*** Block opens ***

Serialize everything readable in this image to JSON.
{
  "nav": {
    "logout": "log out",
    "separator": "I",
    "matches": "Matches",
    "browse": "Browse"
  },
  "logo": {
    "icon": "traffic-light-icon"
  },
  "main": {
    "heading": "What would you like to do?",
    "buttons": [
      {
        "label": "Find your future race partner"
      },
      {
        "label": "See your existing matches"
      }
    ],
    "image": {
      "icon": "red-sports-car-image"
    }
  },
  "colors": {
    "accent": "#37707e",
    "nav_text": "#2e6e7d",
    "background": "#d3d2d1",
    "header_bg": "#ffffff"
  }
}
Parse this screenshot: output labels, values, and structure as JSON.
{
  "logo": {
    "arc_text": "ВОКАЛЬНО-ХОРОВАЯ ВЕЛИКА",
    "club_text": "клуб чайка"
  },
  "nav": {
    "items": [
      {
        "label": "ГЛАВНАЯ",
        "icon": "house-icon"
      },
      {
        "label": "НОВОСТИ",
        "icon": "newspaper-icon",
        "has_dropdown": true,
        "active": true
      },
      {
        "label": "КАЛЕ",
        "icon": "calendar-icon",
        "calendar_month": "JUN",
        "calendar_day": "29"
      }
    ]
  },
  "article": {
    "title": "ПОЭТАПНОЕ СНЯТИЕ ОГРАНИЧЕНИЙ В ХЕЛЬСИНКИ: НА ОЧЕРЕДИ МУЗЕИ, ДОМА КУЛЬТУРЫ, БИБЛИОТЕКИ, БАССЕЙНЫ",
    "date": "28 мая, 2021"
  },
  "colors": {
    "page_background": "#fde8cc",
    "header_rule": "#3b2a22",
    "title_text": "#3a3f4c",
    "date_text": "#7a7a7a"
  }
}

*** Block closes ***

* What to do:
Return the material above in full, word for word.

* Answer area:
Serialize everything readable in this image to JSON.
{
  "nav": {
    "logout": "log out",
    "separator": "I",
    "matches": "Matches",
    "browse": "Browse"
  },
  "logo": {
    "icon": "traffic-light-icon"
  },
  "main": {
    "heading": "What would you like to do?",
    "buttons": [
      {
        "label": "Find your future race partner"
      },
      {
        "label": "See your existing matches"
      }
    ],
    "image": {
      "icon": "red-sports-car-image"
    }
  },
  "colors": {
    "accent": "#37707e",
    "nav_text": "#2e6e7d",
    "background": "#d3d2d1",
    "header_bg": "#ffffff"
  }
}
Parse this screenshot: output labels, values, and structure as JSON.
{
  "logo": {
    "arc_text": "ВОКАЛЬНО-ХОРОВАЯ ВЕЛИКА",
    "club_text": "клуб чайка"
  },
  "nav": {
    "items": [
      {
        "label": "ГЛАВНАЯ",
        "icon": "house-icon"
      },
      {
        "label": "НОВОСТИ",
        "icon": "newspaper-icon",
        "has_dropdown": true,
        "active": true
      },
      {
        "label": "КАЛЕ",
        "icon": "calendar-icon",
        "calendar_month": "JUN",
        "calendar_day": "29"
      }
    ]
  },
  "article": {
    "title": "ПОЭТАПНОЕ СНЯТИЕ ОГРАНИЧЕНИЙ В ХЕЛЬСИНКИ: НА ОЧЕРЕДИ МУЗЕИ, ДОМА КУЛЬТУРЫ, БИБЛИОТЕКИ, БАССЕЙНЫ",
    "date": "28 мая, 2021"
  },
  "colors": {
    "page_background": "#fde8cc",
    "header_rule": "#3b2a22",
    "title_text": "#3a3f4c",
    "date_text": "#7a7a7a"
  }
}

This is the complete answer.